Every line in the records below that holds "oder" must be identified and copied.

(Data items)
--- START ---
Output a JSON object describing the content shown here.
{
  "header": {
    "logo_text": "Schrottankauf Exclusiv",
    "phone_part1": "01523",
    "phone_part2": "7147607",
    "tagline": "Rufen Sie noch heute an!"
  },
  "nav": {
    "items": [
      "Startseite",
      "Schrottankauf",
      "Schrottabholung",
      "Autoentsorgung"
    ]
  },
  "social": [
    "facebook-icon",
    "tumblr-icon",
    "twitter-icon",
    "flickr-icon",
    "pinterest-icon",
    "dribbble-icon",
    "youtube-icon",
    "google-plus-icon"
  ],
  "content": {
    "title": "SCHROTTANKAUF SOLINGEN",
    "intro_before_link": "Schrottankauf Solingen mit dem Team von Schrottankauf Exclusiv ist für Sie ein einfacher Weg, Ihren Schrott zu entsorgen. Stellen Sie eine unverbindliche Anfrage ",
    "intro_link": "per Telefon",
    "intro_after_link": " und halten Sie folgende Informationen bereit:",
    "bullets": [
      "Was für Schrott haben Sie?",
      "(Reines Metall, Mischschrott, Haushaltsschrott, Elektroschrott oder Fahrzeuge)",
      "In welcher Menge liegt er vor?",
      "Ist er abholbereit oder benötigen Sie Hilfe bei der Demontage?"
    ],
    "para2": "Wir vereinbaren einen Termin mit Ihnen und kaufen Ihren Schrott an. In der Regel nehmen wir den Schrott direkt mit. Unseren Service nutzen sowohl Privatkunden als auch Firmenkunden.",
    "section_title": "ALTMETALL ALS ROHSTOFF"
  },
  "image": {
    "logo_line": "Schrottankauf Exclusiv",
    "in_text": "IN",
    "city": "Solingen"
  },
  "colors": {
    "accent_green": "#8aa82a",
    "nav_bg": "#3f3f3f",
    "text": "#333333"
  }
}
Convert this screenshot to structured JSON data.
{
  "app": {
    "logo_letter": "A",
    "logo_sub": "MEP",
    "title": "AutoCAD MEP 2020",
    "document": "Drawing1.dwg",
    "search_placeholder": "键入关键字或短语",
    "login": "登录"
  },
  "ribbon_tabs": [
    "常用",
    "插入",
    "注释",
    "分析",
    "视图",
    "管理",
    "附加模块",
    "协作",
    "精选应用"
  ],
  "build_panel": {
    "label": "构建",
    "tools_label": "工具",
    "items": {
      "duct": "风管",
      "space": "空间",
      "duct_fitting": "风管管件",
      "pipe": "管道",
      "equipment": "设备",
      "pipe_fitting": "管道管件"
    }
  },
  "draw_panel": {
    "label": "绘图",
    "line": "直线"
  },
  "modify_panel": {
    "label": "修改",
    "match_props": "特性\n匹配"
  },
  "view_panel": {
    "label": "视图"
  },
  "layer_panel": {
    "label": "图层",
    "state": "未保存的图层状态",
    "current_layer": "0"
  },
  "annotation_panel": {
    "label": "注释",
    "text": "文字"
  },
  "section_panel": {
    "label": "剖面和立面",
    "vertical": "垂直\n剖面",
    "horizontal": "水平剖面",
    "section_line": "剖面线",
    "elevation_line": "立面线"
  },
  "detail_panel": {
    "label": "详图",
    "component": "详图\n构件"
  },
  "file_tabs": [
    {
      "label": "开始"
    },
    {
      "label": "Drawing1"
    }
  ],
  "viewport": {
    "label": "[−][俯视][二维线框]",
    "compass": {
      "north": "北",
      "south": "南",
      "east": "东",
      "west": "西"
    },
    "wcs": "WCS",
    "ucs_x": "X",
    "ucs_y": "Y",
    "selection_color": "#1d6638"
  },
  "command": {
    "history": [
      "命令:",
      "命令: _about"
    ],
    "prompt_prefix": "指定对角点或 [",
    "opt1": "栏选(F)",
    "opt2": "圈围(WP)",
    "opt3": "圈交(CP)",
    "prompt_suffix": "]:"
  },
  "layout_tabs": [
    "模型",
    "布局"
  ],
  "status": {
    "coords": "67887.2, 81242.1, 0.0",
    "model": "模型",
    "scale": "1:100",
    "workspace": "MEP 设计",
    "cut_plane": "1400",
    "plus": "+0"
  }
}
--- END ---
§ Expected answer:
      "(Reines Metall, Mischschrott, Haushaltsschrott, Elektroschrott oder Fahrzeuge)",
      "Ist er abholbereit oder benötigen Sie Hilfe bei der Demontage?"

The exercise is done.